Aparna Piramal Raje has been true to the esoteric theme she has chosen and has herself worked out of the box to write a book, that is different, on Indian management. It is true that, by and large, Indian managers, particularly those belonging to the top echelons, have inherited office environments where they are closeted in large, private rooms with one or more executive secretaries seated in an adjacent cabin ready and agog to scamper to the boss’ room at the buzz of the intercom. The boss is inevitably complacent in this set up for she knows none other. Indeed, neither does she want anything else.
Against this backdrop, Piramal Raje raises the intriguing thought as to how the boss would handle a situation where she has the freedom to liberate herself from the gilded cage of the corner room — the C-suite — which is spacious and offers an excellent view of the landscape.
The author does not lace this wry query with a hint or even tinge of sarcasm. Rather, she provides support to the managers’ need for a private domain. Several cogent reasons are cited. These make sense:
Most chief executives spend very little time on their own. For instance, HDFC Chairman Deepak Parekh keeps his doors open for an estimated 200 people who wish to reach out to him on an average day.
“Meeting people gives you more information than anything else,” says Parekh. Appreciating this kind of unselfish work ethic, one can well understand the researched finding of the study conducted by the Centre for Economic Policy Research, London, which reveals that CEOs spend only 15 per cent of their time working alone. Meetings, phone calls and public events account for the remaining 85 per cent.
Piramal Raje draws an interesting comparison between CEOs and politicians. The former’s constituency is vast and stakeholders unlimited. However, unlike most politicians, a CEO could stay in office for consecutive decades. All of this serves to explain how and why a senior executive’s life is highly scheduled and demanding. The first intangible asset they must manage is their physical, intellectual and emotional well-being. In this context, their personal workspace acts as an anchor to nourish their personal energy.
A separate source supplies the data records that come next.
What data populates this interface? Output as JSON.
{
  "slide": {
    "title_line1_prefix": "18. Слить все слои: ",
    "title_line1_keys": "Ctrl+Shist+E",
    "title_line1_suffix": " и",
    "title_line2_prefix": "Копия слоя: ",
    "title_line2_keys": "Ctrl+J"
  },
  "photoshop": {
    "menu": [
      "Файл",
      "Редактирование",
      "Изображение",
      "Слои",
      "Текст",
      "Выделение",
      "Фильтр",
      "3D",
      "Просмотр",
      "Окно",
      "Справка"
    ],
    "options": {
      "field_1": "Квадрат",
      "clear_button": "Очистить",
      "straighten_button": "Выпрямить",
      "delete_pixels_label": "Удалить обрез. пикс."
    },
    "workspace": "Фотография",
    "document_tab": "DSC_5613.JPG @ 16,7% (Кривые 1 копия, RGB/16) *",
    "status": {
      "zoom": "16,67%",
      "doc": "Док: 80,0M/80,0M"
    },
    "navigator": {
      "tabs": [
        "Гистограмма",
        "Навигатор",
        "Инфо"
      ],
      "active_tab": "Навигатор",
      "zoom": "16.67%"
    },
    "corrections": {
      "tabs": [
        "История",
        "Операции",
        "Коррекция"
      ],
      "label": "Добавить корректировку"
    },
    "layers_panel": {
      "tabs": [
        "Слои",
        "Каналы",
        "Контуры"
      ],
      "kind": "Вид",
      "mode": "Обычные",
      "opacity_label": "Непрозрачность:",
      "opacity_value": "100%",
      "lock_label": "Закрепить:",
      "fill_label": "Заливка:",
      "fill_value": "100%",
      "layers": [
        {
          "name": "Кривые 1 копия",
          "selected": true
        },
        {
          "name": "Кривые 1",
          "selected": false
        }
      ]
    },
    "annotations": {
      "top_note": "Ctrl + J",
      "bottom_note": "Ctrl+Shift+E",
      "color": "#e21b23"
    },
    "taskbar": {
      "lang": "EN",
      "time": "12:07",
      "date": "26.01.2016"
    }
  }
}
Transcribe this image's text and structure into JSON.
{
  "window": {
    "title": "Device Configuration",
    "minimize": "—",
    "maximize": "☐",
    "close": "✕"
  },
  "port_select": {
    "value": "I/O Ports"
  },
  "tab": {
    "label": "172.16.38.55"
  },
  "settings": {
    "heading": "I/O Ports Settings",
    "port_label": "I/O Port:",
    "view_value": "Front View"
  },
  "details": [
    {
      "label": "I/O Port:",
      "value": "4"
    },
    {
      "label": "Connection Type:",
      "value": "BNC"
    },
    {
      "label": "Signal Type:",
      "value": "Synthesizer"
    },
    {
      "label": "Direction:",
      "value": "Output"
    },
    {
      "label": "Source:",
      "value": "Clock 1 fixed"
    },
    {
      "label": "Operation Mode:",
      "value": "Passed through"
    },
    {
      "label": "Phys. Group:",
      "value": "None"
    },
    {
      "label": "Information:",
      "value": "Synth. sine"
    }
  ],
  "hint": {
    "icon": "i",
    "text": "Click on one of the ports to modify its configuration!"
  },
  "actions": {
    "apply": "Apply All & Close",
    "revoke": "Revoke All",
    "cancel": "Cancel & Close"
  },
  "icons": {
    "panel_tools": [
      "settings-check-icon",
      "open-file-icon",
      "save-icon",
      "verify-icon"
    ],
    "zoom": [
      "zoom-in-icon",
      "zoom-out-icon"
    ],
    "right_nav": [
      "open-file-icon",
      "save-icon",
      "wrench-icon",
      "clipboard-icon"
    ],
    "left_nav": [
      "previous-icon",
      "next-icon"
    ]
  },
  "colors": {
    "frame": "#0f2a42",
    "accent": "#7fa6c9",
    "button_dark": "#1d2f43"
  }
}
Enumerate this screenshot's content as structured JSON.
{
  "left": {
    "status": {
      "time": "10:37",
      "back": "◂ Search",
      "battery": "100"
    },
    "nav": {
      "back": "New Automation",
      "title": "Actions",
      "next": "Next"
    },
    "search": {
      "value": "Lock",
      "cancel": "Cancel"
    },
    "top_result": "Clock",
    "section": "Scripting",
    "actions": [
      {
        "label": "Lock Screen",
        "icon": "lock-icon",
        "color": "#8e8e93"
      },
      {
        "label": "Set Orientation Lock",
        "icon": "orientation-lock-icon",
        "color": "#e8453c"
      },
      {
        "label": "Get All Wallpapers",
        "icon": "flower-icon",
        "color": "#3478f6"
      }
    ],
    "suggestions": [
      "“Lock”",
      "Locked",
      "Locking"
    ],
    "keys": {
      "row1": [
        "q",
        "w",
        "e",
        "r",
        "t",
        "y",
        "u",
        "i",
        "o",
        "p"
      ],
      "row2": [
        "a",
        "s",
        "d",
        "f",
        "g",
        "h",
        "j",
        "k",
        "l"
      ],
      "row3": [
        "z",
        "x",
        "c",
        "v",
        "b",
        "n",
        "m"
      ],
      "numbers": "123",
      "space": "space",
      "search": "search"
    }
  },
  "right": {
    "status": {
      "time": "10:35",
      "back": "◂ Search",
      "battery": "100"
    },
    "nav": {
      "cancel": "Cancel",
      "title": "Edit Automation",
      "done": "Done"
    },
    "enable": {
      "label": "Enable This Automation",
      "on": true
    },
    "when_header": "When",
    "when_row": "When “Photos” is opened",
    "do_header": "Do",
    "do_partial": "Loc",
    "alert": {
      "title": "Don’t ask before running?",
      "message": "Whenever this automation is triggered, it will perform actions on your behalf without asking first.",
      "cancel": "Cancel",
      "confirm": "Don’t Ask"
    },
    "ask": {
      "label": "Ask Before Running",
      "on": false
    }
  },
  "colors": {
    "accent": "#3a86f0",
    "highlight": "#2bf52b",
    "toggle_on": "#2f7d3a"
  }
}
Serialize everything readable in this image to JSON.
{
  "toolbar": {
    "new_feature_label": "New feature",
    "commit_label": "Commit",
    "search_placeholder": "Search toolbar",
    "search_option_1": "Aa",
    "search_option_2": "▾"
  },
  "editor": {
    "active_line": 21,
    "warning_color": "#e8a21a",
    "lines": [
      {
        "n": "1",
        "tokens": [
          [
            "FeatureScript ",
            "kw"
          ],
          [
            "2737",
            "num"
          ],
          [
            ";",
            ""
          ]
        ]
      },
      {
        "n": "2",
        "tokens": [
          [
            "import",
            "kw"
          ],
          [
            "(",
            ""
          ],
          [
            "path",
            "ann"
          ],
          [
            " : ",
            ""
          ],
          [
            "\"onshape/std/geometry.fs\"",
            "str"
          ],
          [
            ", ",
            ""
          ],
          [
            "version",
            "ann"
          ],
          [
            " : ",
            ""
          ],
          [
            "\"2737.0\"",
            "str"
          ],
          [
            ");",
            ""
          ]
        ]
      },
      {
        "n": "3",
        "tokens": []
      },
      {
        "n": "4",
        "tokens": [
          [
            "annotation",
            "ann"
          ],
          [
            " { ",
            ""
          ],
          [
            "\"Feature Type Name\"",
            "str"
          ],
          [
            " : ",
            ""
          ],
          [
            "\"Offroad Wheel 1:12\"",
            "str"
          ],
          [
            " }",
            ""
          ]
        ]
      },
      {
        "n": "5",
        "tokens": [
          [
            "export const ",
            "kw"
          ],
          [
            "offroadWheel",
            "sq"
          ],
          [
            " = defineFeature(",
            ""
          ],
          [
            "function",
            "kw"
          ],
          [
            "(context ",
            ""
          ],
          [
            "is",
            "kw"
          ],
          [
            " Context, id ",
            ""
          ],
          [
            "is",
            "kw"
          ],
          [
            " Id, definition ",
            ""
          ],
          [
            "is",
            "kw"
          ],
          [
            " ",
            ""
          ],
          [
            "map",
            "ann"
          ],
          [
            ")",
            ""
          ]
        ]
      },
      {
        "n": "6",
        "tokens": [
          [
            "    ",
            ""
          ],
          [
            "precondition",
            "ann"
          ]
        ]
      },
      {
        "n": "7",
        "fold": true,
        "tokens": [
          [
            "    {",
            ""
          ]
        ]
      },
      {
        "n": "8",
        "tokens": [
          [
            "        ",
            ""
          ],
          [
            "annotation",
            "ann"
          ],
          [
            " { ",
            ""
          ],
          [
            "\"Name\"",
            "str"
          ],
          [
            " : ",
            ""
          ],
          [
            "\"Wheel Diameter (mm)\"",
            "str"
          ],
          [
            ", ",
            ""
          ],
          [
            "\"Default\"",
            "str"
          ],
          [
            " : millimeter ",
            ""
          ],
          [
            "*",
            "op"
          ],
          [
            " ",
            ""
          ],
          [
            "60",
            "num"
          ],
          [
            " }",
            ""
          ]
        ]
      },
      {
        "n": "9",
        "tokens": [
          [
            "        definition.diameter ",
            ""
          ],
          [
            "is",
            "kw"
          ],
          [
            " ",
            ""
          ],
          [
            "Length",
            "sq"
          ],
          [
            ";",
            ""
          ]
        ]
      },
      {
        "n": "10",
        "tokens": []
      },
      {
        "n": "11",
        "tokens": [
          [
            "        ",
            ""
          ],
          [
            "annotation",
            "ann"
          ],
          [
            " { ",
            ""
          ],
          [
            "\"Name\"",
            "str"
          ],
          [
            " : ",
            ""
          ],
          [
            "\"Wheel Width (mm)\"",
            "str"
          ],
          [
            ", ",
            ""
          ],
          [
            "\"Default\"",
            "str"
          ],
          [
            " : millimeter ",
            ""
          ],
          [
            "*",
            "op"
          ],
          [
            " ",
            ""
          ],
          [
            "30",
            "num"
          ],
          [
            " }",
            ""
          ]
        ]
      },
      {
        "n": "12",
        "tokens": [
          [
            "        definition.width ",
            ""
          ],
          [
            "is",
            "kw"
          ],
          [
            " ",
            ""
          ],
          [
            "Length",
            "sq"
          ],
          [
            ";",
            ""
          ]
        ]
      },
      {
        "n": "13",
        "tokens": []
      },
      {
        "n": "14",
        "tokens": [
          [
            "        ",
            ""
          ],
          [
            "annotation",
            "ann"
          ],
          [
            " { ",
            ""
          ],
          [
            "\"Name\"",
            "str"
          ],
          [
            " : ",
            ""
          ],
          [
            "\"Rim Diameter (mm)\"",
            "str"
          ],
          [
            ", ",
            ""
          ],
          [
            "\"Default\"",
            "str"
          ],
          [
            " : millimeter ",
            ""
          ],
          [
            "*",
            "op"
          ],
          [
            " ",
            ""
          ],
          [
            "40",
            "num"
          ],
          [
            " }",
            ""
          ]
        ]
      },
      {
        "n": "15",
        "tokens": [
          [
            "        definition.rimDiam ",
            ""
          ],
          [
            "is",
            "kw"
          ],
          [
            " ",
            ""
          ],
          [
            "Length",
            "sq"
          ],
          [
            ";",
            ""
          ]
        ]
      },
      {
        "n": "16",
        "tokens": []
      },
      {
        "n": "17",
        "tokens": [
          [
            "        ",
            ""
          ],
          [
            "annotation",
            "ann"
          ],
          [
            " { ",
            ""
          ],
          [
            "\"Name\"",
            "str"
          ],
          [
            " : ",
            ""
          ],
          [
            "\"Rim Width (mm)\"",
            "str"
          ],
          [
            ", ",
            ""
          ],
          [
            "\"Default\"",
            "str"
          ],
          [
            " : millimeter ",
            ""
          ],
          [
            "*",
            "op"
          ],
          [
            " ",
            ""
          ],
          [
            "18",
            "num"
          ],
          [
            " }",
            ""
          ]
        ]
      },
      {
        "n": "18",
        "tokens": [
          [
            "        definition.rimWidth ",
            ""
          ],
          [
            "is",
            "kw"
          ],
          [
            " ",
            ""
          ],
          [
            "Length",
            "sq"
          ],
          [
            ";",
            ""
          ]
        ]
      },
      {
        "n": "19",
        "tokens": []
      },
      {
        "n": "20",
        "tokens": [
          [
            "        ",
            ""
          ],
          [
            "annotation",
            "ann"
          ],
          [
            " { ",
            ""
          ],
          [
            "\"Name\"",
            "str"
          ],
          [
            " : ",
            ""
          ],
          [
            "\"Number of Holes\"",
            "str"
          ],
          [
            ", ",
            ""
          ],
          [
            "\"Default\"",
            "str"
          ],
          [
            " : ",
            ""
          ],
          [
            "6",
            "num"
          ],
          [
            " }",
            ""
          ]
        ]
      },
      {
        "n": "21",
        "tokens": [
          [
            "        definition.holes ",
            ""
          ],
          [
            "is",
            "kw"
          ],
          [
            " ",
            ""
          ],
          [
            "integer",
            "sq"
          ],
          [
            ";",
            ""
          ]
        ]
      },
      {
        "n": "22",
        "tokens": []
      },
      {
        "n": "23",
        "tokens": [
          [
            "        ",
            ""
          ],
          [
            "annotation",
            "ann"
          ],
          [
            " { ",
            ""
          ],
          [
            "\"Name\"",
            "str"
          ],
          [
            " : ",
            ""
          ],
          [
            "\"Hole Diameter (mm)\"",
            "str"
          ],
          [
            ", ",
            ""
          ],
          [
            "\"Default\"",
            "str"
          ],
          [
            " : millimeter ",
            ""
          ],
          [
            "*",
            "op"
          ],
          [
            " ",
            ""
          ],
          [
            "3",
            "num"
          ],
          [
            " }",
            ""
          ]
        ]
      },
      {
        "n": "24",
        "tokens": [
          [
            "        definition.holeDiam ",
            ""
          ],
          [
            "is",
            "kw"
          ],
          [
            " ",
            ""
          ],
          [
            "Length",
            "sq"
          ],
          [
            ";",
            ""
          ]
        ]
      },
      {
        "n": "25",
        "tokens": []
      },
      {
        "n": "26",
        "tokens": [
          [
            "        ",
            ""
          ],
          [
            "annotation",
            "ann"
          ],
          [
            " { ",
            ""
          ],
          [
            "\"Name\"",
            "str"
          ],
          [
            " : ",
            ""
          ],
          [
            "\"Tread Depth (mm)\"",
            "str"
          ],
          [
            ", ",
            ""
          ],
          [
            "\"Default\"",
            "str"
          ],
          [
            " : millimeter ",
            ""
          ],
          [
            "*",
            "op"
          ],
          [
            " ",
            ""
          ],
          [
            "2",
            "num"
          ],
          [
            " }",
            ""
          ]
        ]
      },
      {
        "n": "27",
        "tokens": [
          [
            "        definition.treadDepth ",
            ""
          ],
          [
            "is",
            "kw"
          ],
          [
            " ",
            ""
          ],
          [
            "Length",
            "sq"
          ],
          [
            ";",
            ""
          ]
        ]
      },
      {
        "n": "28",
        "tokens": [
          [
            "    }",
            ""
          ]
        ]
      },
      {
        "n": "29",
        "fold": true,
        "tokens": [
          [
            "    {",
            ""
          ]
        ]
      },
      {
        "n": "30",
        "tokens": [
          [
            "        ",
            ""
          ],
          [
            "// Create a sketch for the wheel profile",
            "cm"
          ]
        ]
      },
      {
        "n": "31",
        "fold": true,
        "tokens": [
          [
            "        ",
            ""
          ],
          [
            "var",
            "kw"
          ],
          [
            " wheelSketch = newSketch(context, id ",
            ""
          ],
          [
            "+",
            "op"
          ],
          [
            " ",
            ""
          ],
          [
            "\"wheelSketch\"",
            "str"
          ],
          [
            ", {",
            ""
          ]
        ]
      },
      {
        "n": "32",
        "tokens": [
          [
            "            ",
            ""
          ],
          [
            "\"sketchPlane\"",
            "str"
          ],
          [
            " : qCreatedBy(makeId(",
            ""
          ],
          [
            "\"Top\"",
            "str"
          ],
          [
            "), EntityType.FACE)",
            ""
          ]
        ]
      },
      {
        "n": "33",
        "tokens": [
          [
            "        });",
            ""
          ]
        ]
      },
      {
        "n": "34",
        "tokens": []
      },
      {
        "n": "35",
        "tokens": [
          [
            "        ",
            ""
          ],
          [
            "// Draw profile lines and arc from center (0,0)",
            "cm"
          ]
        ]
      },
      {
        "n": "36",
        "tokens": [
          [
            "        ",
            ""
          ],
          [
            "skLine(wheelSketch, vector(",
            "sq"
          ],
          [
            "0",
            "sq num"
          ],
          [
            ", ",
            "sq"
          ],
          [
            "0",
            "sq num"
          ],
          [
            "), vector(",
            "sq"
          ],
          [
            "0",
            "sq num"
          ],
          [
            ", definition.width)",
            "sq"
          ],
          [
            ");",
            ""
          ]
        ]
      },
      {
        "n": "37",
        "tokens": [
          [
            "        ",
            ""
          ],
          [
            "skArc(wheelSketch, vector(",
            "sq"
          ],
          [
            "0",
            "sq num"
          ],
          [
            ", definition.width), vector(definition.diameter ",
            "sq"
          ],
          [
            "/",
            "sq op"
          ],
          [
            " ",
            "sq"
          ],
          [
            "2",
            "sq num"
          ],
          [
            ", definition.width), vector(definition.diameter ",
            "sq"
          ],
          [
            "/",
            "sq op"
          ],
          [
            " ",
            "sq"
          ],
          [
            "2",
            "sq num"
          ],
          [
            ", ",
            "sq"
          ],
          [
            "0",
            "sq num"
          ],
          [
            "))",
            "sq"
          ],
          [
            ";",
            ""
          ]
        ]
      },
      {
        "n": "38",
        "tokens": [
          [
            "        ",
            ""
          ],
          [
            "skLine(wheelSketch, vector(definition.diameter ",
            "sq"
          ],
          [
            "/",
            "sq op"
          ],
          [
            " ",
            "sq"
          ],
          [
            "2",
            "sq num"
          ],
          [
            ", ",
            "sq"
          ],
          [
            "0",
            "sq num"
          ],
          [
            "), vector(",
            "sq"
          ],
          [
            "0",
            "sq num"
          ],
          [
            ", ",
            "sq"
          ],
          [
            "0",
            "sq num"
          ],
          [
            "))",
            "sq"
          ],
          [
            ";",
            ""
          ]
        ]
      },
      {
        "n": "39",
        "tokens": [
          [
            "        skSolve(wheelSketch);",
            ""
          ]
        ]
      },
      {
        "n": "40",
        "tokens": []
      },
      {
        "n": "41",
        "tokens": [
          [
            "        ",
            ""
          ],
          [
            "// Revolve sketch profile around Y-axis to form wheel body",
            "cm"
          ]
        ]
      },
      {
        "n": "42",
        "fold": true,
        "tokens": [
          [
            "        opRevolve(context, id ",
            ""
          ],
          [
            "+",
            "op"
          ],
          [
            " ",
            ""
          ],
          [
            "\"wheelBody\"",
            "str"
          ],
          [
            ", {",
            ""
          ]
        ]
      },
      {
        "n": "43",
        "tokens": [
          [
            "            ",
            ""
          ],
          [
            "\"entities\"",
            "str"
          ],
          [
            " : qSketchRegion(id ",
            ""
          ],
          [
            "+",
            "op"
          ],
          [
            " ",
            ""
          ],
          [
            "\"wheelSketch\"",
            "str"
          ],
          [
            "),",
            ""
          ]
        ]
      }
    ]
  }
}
As such, their workspace serves to ‘state’ their leadership styles.
The lasting value of this book lies not in Piramal Raje’s subjective analysis but in the hardcore data gathered and in the persuasive conclusions. The latter have been reached by inputs comprising views and experiences of as many as 40 Indian business leaders. These 40 individuals are ‘leaders’ in the true sense. A representative sample (with no offence meant to those squeezed out for want of columns) runs as follows: Kumar Mangalam Birla, Deepak Parekh, Natarajan Chandrasekaran of Tata Consultancy Services (TCS), which, as of March 2015, had an annual revenue of `94,648 crores and an employee headcount of over 300,000, Baba Kalyani, Uday Kotak, Subroto Bagchi of Mindtree, Kiran Mazumdar-Shaw and Kishore Biyani. Their firsthand workstyle narrations are captured in depth by Piramal Raje.
To add further value, she has summed it all up in sections entitled ‘How This Book Works’ and ‘Work Style Template’ linking workplace archetypes and work styles. In essence, this book competently highlights how much India is changing in terms of its approach to intangible assets. The latter are, by definition, hard to measure but this book demonstrates the impact of effective workplaces. The cover design by Deepa Pol and Edwin D’Mellow is also quite ingenious.
In conclusion, we leave the final philosophical summing up to Ratan Tata: “Fulfilment, either as an individual or as a professional, comes from genuineness, rather than imposing a style on oneself. Ms Raje’s sketches bring alive the core beliefs and sincerity with which they are living their lives.”
Sujoy Gupta is a business historian and corporate biographer
Working Out Of The Box
Aparna Piramal Raje
Rs.399; PP 233